King to report to legislators on January 6: DPP lawmaker
By Joseph Yeh , The China PostTAIPEI, Taiwan -- The Legislature's Foreign and National Defense Committee agreed to rearrange the scheduled report of King Pu-tsung (金溥聰), the nations top envoy to the U.S., to Jan. 6, 2014, the committee's convener said yesterday.
December 21, 2013, 12:07 am TWN
Chiu Yi-ying (邱議瑩) of the Democratic Progressive Party (DPP) said the DPP and the ruling Kuomintang (KMT) reached the agreement yesterday morning.
Asked to comment, the Ministry of Foreign Affairs (MOFA) confirmed yesterday that King is willing to return to Taipei to field questions at the Legislature on Jan. 6.
The committee originally asked the envoy to report on Taiwan-U.S. relations and field questions at the Legislature next Monday.
However, King rejected the proposal. MOFA said that King was unable to return to Taiwan as requested by lawmakers next Monday because of his “tight schedule.”
MOFA spokeswoman Anna Kao (高安) said Thursday that King just returned to Washington on Dec. 17 following a brief trip to Taipei last week.

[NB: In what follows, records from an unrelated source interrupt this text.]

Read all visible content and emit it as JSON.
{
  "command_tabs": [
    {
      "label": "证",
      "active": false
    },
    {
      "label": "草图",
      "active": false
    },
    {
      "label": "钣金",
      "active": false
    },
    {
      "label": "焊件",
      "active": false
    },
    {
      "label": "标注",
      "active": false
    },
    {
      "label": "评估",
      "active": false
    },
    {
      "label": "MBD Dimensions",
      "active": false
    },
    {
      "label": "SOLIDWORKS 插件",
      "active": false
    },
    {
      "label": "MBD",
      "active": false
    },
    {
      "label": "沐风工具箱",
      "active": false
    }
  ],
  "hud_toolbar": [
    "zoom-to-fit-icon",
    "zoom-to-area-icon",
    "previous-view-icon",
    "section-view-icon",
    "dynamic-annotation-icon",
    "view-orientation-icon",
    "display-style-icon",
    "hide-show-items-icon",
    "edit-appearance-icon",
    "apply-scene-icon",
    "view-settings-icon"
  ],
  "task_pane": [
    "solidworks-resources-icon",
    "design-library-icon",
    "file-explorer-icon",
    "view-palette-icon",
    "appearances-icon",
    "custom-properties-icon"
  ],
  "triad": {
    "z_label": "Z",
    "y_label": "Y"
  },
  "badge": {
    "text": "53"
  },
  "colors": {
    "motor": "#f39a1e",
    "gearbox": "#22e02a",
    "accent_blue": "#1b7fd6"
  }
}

She added that the envoy has many important Taiwan-U.S. projects that he needs to deal with as well as other important public duties in Washington that prevent him from coming back to Taiwan soon.
The decision has elicited protest from Chiu, who accused the envoy of contempt of the Legislature.
The lawmaker threatened that the DPP legislative caucus will launch “responsive measures,” including freezing MOFA's budget, if King does not show up at the Legislative Yuan next Monday.
MOFA said yesterday that King meant no disrespect to Chiu and the legislators. The envoy was simply hoping to find a mutually acceptable schedule to come back to report to lawmakers, MOFA said.